Stored items
<<<<
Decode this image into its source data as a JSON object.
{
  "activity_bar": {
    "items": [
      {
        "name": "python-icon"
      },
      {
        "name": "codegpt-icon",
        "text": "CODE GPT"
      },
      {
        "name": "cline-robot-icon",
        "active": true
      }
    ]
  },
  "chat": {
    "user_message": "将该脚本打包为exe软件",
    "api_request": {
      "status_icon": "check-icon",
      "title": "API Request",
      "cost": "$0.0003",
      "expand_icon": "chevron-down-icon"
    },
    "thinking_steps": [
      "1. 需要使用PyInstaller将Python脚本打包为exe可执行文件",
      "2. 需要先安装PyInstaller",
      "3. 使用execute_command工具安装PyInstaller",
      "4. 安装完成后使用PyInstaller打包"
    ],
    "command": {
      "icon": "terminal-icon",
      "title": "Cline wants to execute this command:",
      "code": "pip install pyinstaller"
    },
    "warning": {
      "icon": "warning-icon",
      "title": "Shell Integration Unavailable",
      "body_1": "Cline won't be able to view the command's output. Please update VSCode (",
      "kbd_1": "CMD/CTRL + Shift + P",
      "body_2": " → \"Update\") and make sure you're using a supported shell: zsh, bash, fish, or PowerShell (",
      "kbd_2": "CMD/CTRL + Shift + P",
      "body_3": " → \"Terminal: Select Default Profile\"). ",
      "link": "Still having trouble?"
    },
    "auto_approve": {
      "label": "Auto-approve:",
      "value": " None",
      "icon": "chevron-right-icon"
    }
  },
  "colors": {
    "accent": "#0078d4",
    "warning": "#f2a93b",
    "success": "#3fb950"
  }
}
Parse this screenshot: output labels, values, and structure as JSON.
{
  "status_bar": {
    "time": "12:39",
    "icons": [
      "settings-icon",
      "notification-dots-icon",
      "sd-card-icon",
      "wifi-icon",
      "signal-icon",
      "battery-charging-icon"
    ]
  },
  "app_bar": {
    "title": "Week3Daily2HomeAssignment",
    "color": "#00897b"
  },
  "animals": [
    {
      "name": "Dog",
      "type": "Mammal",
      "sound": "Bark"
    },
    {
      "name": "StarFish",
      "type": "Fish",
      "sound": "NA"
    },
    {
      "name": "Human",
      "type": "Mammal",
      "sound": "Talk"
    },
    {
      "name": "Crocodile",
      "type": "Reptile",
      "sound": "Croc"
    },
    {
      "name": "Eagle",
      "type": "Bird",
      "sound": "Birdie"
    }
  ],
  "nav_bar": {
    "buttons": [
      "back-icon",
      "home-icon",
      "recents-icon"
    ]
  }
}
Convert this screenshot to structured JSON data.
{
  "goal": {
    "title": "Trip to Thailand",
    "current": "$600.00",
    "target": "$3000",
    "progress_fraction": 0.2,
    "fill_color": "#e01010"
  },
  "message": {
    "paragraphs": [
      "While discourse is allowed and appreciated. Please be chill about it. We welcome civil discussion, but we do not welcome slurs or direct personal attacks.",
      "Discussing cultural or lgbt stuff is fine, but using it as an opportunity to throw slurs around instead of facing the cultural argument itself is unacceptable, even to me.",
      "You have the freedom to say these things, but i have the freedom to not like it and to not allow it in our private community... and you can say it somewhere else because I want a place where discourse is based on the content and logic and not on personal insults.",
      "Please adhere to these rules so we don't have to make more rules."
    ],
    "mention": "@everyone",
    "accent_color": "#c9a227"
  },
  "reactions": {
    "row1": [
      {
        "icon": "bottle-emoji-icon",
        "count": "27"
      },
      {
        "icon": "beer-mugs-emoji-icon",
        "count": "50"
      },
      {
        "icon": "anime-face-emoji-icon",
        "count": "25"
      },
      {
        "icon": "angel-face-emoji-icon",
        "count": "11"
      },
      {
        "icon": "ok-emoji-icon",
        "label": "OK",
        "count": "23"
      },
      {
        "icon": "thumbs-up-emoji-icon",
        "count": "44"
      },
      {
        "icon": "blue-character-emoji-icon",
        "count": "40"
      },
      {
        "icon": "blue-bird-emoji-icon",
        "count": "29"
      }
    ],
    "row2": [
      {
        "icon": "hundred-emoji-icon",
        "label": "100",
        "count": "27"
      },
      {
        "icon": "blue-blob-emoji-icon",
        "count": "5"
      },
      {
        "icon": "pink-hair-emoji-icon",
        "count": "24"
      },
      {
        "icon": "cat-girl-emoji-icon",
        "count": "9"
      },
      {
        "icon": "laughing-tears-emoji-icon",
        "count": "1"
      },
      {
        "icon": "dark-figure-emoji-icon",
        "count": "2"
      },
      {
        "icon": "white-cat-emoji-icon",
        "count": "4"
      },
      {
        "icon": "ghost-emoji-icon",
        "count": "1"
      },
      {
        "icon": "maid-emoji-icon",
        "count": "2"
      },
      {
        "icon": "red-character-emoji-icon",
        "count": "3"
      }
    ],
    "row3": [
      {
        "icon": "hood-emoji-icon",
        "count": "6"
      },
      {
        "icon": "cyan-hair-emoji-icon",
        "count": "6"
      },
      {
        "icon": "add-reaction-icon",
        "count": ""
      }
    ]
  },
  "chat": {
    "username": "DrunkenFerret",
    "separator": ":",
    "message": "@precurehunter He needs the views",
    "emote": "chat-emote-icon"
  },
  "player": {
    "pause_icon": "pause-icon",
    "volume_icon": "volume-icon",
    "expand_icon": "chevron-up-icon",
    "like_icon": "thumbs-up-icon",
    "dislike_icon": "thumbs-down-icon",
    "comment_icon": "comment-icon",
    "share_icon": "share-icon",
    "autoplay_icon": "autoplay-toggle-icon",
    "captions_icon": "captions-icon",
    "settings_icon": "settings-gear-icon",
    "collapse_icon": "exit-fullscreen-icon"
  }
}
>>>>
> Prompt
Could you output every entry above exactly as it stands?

> Task solution
Decode this image into its source data as a JSON object.
{
  "activity_bar": {
    "items": [
      {
        "name": "python-icon"
      },
      {
        "name": "codegpt-icon",
        "text": "CODE GPT"
      },
      {
        "name": "cline-robot-icon",
        "active": true
      }
    ]
  },
  "chat": {
    "user_message": "将该脚本打包为exe软件",
    "api_request": {
      "status_icon": "check-icon",
      "title": "API Request",
      "cost": "$0.0003",
      "expand_icon": "chevron-down-icon"
    },
    "thinking_steps": [
      "1. 需要使用PyInstaller将Python脚本打包为exe可执行文件",
      "2. 需要先安装PyInstaller",
      "3. 使用execute_command工具安装PyInstaller",
      "4. 安装完成后使用PyInstaller打包"
    ],
    "command": {
      "icon": "terminal-icon",
      "title": "Cline wants to execute this command:",
      "code": "pip install pyinstaller"
    },
    "warning": {
      "icon": "warning-icon",
      "title": "Shell Integration Unavailable",
      "body_1": "Cline won't be able to view the command's output. Please update VSCode (",
      "kbd_1": "CMD/CTRL + Shift + P",
      "body_2": " → \"Update\") and make sure you're using a supported shell: zsh, bash, fish, or PowerShell (",
      "kbd_2": "CMD/CTRL + Shift + P",
      "body_3": " → \"Terminal: Select Default Profile\"). ",
      "link": "Still having trouble?"
    },
    "auto_approve": {
      "label": "Auto-approve:",
      "value": " None",
      "icon": "chevron-right-icon"
    }
  },
  "colors": {
    "accent": "#0078d4",
    "warning": "#f2a93b",
    "success": "#3fb950"
  }
}
Parse this screenshot: output labels, values, and structure as JSON.
{
  "status_bar": {
    "time": "12:39",
    "icons": [
      "settings-icon",
      "notification-dots-icon",
      "sd-card-icon",
      "wifi-icon",
      "signal-icon",
      "battery-charging-icon"
    ]
  },
  "app_bar": {
    "title": "Week3Daily2HomeAssignment",
    "color": "#00897b"
  },
  "animals": [
    {
      "name": "Dog",
      "type": "Mammal",
      "sound": "Bark"
    },
    {
      "name": "StarFish",
      "type": "Fish",
      "sound": "NA"
    },
    {
      "name": "Human",
      "type": "Mammal",
      "sound": "Talk"
    },
    {
      "name": "Crocodile",
      "type": "Reptile",
      "sound": "Croc"
    },
    {
      "name": "Eagle",
      "type": "Bird",
      "sound": "Birdie"
    }
  ],
  "nav_bar": {
    "buttons": [
      "back-icon",
      "home-icon",
      "recents-icon"
    ]
  }
}
Convert this screenshot to structured JSON data.
{
  "goal": {
    "title": "Trip to Thailand",
    "current": "$600.00",
    "target": "$3000",
    "progress_fraction": 0.2,
    "fill_color": "#e01010"
  },
  "message": {
    "paragraphs": [
      "While discourse is allowed and appreciated. Please be chill about it. We welcome civil discussion, but we do not welcome slurs or direct personal attacks.",
      "Discussing cultural or lgbt stuff is fine, but using it as an opportunity to throw slurs around instead of facing the cultural argument itself is unacceptable, even to me.",
      "You have the freedom to say these things, but i have the freedom to not like it and to not allow it in our private community... and you can say it somewhere else because I want a place where discourse is based on the content and logic and not on personal insults.",
      "Please adhere to these rules so we don't have to make more rules."
    ],
    "mention": "@everyone",
    "accent_color": "#c9a227"
  },
  "reactions": {
    "row1": [
      {
        "icon": "bottle-emoji-icon",
        "count": "27"
      },
      {
        "icon": "beer-mugs-emoji-icon",
        "count": "50"
      },
      {
        "icon": "anime-face-emoji-icon",
        "count": "25"
      },
      {
        "icon": "angel-face-emoji-icon",
        "count": "11"
      },
      {
        "icon": "ok-emoji-icon",
        "label": "OK",
        "count": "23"
      },
      {
        "icon": "thumbs-up-emoji-icon",
        "count": "44"
      },
      {
        "icon": "blue-character-emoji-icon",
        "count": "40"
      },
      {
        "icon": "blue-bird-emoji-icon",
        "count": "29"
      }
    ],
    "row2": [
      {
        "icon": "hundred-emoji-icon",
        "label": "100",
        "count": "27"
      },
      {
        "icon": "blue-blob-emoji-icon",
        "count": "5"
      },
      {
        "icon": "pink-hair-emoji-icon",
        "count": "24"
      },
      {
        "icon": "cat-girl-emoji-icon",
        "count": "9"
      },
      {
        "icon": "laughing-tears-emoji-icon",
        "count": "1"
      },
      {
        "icon": "dark-figure-emoji-icon",
        "count": "2"
      },
      {
        "icon": "white-cat-emoji-icon",
        "count": "4"
      },
      {
        "icon": "ghost-emoji-icon",
        "count": "1"
      },
      {
        "icon": "maid-emoji-icon",
        "count": "2"
      },
      {
        "icon": "red-character-emoji-icon",
        "count": "3"
      }
    ],
    "row3": [
      {
        "icon": "hood-emoji-icon",
        "count": "6"
      },
      {
        "icon": "cyan-hair-emoji-icon",
        "count": "6"
      },
      {
        "icon": "add-reaction-icon",
        "count": ""
      }
    ]
  },
  "chat": {
    "username": "DrunkenFerret",
    "separator": ":",
    "message": "@precurehunter He needs the views",
    "emote": "chat-emote-icon"
  },
  "player": {
    "pause_icon": "pause-icon",
    "volume_icon": "volume-icon",
    "expand_icon": "chevron-up-icon",
    "like_icon": "thumbs-up-icon",
    "dislike_icon": "thumbs-down-icon",
    "comment_icon": "comment-icon",
    "share_icon": "share-icon",
    "autoplay_icon": "autoplay-toggle-icon",
    "captions_icon": "captions-icon",
    "settings_icon": "settings-gear-icon",
    "collapse_icon": "exit-fullscreen-icon"
  }
}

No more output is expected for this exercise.